7. Take action in line with the survey results The biggest problem is not to take any action based on the survey results. Yes, I am listening, but not much! When senior management receives the reports of the employee engagement survey, they may sometimes react emotionally to the results and this approach may be considered normal for the time being. However, if these reactions do not turn into listening and understanding in a short time, it may affect employee engagement negatively. In other words, if the issues raised by the employees are not taken into account, organizations’ efforts and money may go down the drain.
The results should be shared honestly with the employees so that the message "we listened and we continue to listen to you" has credibility and reliability.
After analyzing the survey results, the points that employees draw attention to should be evaluated separately in all segments (Line of Business, Department), starting from the company-wide.
8. Make sure you take the right action "A must" rule for increasing employee engagement to desired levels and creating a strong culture is 'taking action'. However, it is essential to follow the right methodology to take action!
After the survey results are received, the action process should be started as soon as possible, together with the communication plan. Speed matters here! It should not be a long gap of time between the results and the actions. All unit managers who will take the action during the action process should apply a common methodology. All actions should be managed systematically and technologically on the supported platform. The CEO should be able to see this action movement in person and share the developments with all employees using all means of communication.
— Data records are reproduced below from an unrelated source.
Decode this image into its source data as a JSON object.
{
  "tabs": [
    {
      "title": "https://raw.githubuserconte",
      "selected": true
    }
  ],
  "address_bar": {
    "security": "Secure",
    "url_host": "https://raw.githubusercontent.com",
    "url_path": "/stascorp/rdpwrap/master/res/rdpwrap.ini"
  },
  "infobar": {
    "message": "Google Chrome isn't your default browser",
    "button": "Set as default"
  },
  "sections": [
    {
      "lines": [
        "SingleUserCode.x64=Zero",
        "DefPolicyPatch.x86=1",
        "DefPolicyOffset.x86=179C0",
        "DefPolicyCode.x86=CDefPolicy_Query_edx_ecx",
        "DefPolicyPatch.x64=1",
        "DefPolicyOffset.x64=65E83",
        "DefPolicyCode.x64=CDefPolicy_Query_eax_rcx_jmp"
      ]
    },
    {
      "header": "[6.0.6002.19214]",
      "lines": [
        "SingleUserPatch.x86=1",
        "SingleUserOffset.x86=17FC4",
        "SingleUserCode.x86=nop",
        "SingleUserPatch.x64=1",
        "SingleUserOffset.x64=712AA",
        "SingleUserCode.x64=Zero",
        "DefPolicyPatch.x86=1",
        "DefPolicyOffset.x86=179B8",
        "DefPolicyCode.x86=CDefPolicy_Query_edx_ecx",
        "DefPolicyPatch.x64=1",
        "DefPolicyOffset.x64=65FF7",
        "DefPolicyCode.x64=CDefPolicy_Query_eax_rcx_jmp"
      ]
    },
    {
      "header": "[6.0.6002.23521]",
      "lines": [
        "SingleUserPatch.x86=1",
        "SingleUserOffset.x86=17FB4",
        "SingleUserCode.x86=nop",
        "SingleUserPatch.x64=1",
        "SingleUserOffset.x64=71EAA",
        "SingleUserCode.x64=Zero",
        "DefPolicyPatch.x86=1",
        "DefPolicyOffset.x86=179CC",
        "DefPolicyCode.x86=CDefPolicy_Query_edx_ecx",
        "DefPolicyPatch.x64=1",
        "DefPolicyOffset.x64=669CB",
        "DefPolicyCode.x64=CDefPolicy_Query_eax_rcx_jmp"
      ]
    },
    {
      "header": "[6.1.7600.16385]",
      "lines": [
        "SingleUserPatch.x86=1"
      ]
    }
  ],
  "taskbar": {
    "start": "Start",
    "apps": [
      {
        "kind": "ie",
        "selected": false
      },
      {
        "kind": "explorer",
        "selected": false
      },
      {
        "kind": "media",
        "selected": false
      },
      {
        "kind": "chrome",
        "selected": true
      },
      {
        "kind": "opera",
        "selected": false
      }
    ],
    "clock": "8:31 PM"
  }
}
Response rate is not just about getting more data, it is about increasing the overall engagement of your employees. If you are doing it right, you can hope to increase your response frequency over time since people will see the collection of information is not just as taking a survey but also it is part of their experience with the organization. Even though companies are different from each other, as long as the factors mentioned above are not forgotten and applied carefully, it is quite possible that survey participation rates will increase in organizations and employee engagement will be a 'value' that leads to happiness, peace and success for all employees.Share on: